* _Data excerpts_
■ ■ ■

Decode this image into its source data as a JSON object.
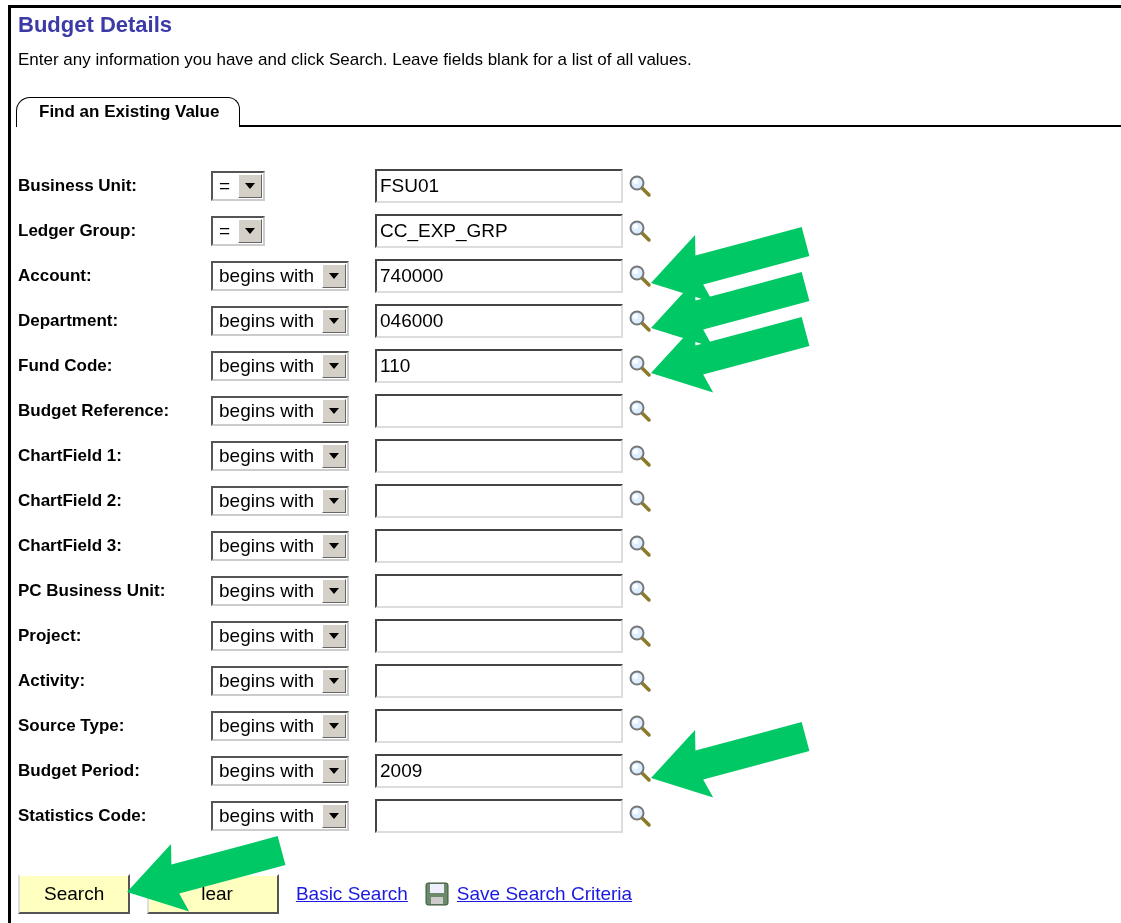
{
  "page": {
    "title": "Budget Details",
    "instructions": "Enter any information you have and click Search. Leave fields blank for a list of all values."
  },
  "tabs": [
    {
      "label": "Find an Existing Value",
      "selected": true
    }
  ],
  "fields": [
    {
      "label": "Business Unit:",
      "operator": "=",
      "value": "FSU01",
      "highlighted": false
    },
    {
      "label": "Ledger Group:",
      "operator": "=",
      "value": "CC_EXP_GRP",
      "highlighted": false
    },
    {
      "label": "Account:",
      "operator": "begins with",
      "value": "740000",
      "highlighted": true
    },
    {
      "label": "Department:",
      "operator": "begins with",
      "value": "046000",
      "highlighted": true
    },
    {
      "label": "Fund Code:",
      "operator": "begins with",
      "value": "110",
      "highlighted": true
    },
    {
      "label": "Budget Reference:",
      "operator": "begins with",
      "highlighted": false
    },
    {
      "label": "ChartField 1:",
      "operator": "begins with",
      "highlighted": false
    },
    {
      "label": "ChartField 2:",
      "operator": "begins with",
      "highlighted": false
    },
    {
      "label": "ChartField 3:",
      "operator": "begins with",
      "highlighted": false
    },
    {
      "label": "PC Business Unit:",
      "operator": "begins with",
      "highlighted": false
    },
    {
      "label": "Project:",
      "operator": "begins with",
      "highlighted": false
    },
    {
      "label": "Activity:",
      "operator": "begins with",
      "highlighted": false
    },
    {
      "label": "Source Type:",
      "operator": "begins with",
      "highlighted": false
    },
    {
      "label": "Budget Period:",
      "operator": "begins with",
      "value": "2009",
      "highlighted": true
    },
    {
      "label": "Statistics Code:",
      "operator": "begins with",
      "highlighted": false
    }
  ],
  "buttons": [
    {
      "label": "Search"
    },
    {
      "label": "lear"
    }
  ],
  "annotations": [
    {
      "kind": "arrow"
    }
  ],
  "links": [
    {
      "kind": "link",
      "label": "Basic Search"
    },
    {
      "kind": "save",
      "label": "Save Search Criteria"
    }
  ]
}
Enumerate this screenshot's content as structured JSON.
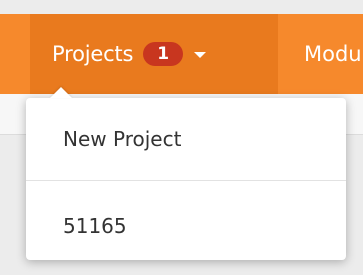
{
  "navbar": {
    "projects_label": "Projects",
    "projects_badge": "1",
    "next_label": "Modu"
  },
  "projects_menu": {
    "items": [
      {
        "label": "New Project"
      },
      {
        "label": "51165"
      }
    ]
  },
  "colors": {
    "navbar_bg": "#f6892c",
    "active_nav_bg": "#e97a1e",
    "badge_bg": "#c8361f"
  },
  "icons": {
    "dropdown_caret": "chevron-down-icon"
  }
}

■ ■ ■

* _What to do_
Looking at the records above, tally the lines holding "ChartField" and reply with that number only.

* _Expected answer_
3